Materials provided: Begin
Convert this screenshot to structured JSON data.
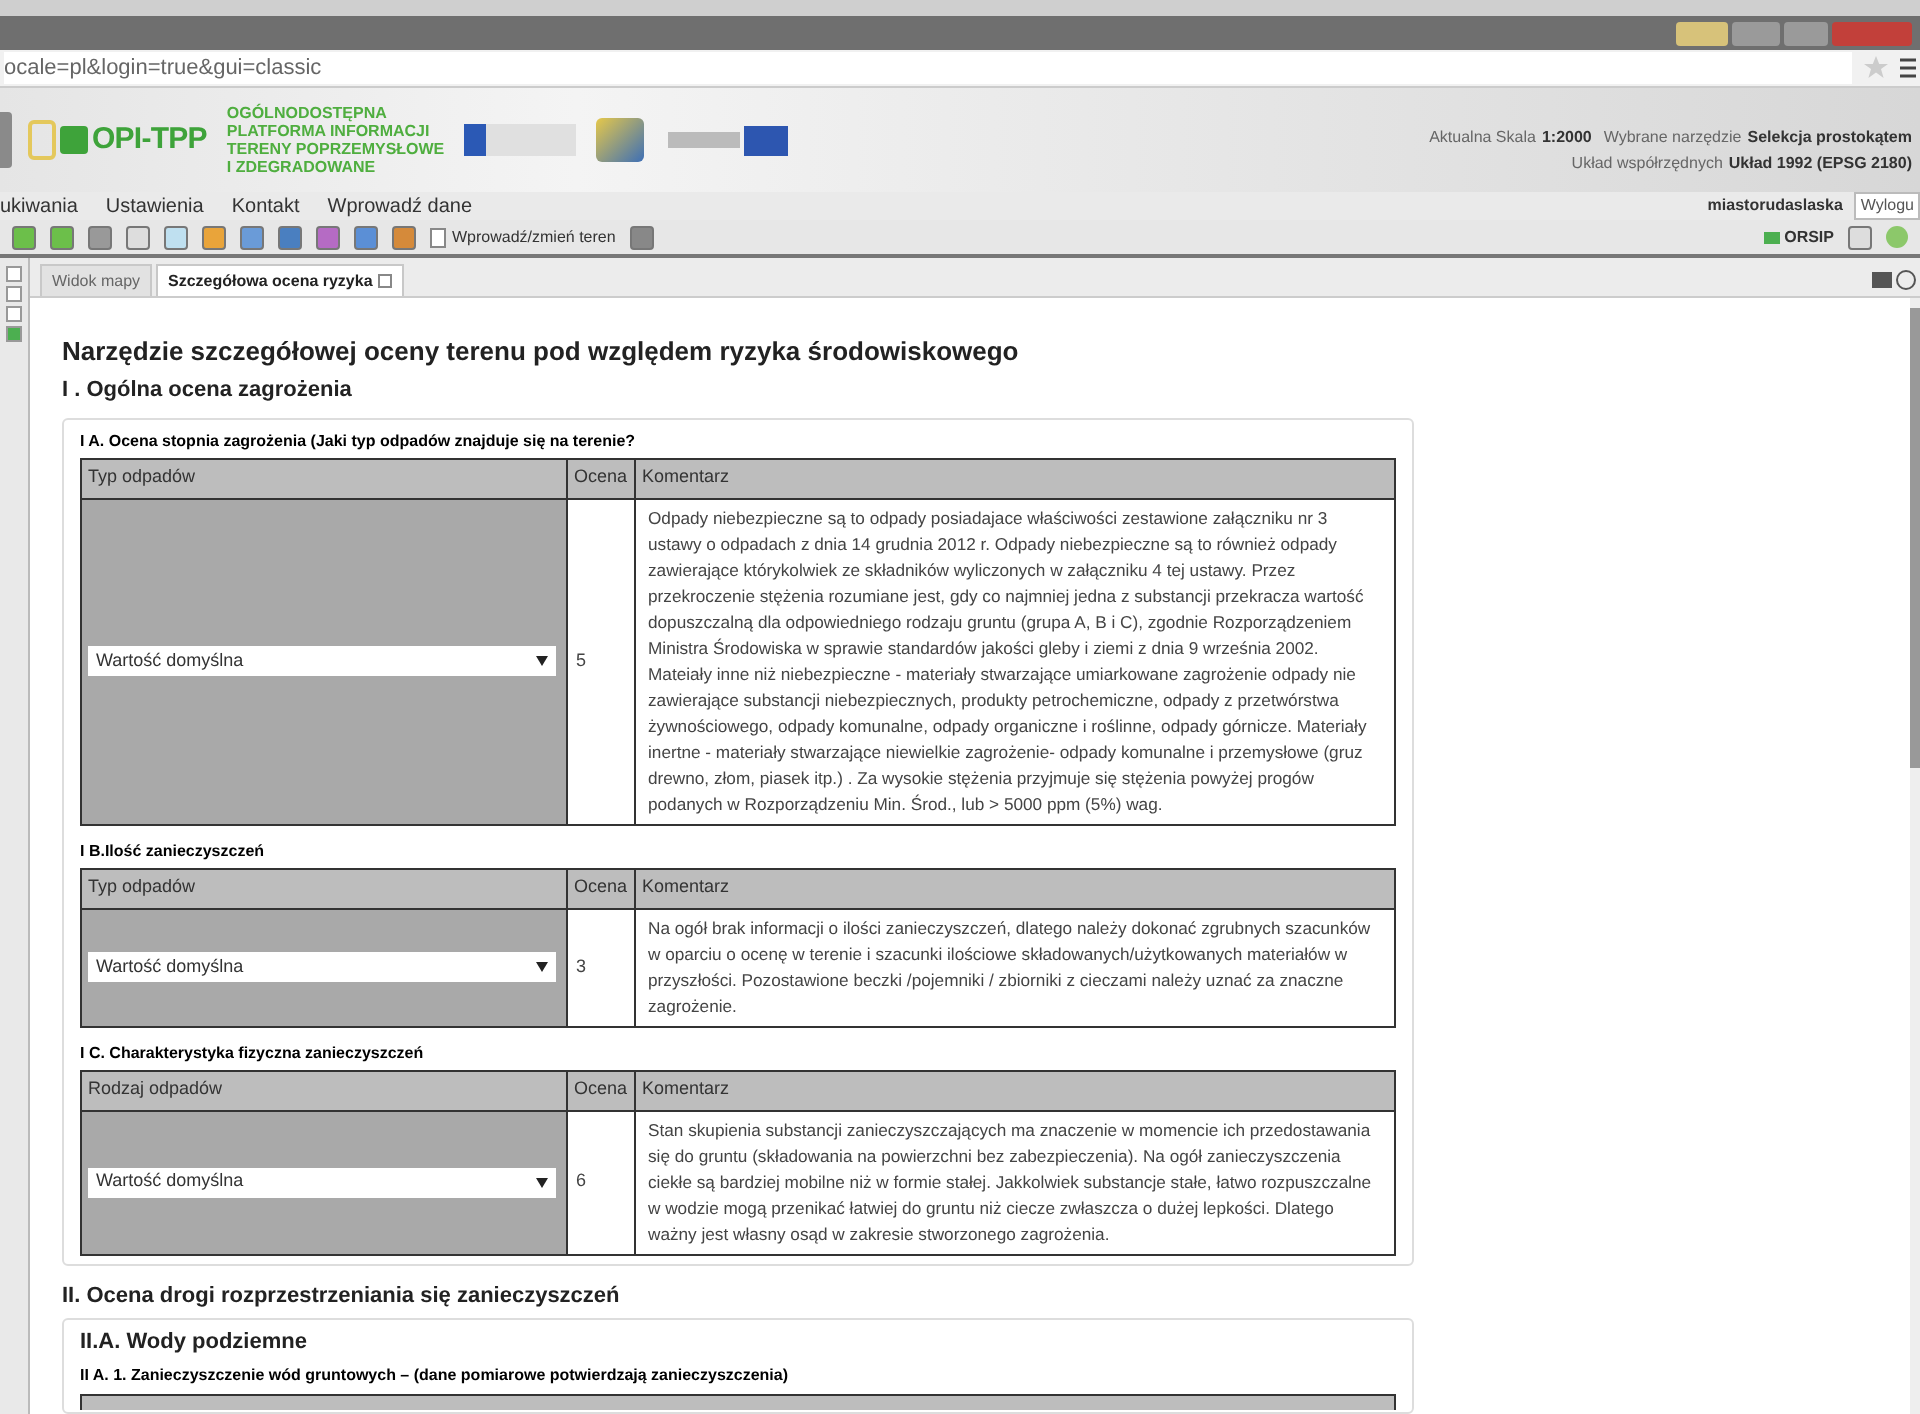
{
  "browser": {
    "address": "ocale=pl&login=true&gui=classic"
  },
  "header": {
    "logo": "OPI-TPP",
    "platform_lines": [
      "OGÓLNODOSTĘPNA",
      "PLATFORMA INFORMACJI",
      "TERENY POPRZEMYSŁOWE",
      "I ZDEGRADOWANE"
    ],
    "scale_label": "Aktualna Skala",
    "scale": "1:2000",
    "tool_label": "Wybrane narzędzie",
    "tool": "Selekcja prostokątem",
    "crs_label": "Układ współrzędnych",
    "crs": "Układ 1992 (EPSG 2180)",
    "user": "miastorudaslaska",
    "logout": "Wylogu"
  },
  "menu": [
    "ukiwania",
    "Ustawienia",
    "Kontakt",
    "Wprowadź dane"
  ],
  "toolbar": {
    "edit_button": "Wprowadź/zmień teren",
    "orsip": "ORSIP"
  },
  "tabs": [
    {
      "label": "Widok mapy",
      "selected": false
    },
    {
      "label": "Szczegółowa ocena ryzyka",
      "selected": true
    }
  ],
  "page_title": "Narzędzie szczegółowej oceny terenu pod względem ryzyka środowiskowego",
  "section_1": {
    "heading": "I . Ogólna ocena zagrożenia",
    "subsections": [
      {
        "caption": "I A. Ocena stopnia zagrożenia (Jaki typ odpadów znajduje się na terenie?",
        "columns": [
          "Typ odpadów",
          "Ocena",
          "Komentarz"
        ],
        "select": "Wartość domyślna",
        "score": "5",
        "comment": "Odpady niebezpieczne są to odpady posiadajace właściwości zestawione załączniku nr 3 ustawy o odpadach z dnia 14 grudnia 2012 r. Odpady niebezpieczne są to również odpady zawierające którykolwiek ze składników wyliczonych w załączniku 4 tej ustawy. Przez przekroczenie stężenia rozumiane jest, gdy co najmniej jedna z substancji przekracza wartość dopuszczalną dla odpowiedniego rodzaju gruntu (grupa A, B i C), zgodnie Rozporządzeniem Ministra Środowiska w sprawie standardów jakości gleby i ziemi z dnia 9 września 2002. Mateiały inne niż niebezpieczne - materiały stwarzające umiarkowane zagrożenie  odpady nie zawierające substancji niebezpiecznych, produkty petrochemiczne, odpady z przetwórstwa żywnościowego, odpady komunalne, odpady organiczne i roślinne, odpady górnicze. Materiały inertne - materiały stwarzające niewielkie zagrożenie- odpady komunalne i przemysłowe (gruz drewno, złom, piasek itp.) . Za wysokie stężenia przyjmuje się stężenia powyżej progów podanych w Rozporządzeniu Min. Środ., lub > 5000 ppm (5%) wag."
      },
      {
        "caption": "I B.Ilość zanieczyszczeń",
        "columns": [
          "Typ odpadów",
          "Ocena",
          "Komentarz"
        ],
        "select": "Wartość domyślna",
        "score": "3",
        "comment": "Na ogół brak informacji o ilości zanieczyszczeń, dlatego należy dokonać zgrubnych szacunków w oparciu o ocenę w terenie i szacunki ilościowe składowanych/użytkowanych materiałów w przyszłości. Pozostawione beczki /pojemniki / zbiorniki z cieczami należy uznać za znaczne zagrożenie."
      },
      {
        "caption": "I C. Charakterystyka fizyczna zanieczyszczeń",
        "columns": [
          "Rodzaj odpadów",
          "Ocena",
          "Komentarz"
        ],
        "select": "Wartość domyślna",
        "score": "6",
        "comment": "Stan skupienia substancji zanieczyszczających ma znaczenie w momencie ich przedostawania się do gruntu (składowania na powierzchni bez zabezpieczenia). Na ogół zanieczyszczenia ciekłe są bardziej mobilne niż w formie stałej. Jakkolwiek substancje stałe, łatwo rozpuszczalne w wodzie mogą przenikać łatwiej do gruntu niż ciecze zwłaszcza o dużej lepkości. Dlatego ważny jest własny osąd w zakresie stworzonego zagrożenia."
      }
    ]
  },
  "section_2": {
    "heading": "II. Ocena drogi rozprzestrzeniania się zanieczyszczeń",
    "subsection": {
      "heading": "II.A. Wody podziemne",
      "caption": "II A. 1. Zanieczyszczenie wód gruntowych – (dane pomiarowe potwierdzają zanieczyszczenia)"
    }
  }
}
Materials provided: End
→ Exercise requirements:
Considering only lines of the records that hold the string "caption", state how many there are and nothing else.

→ Result for this task:
4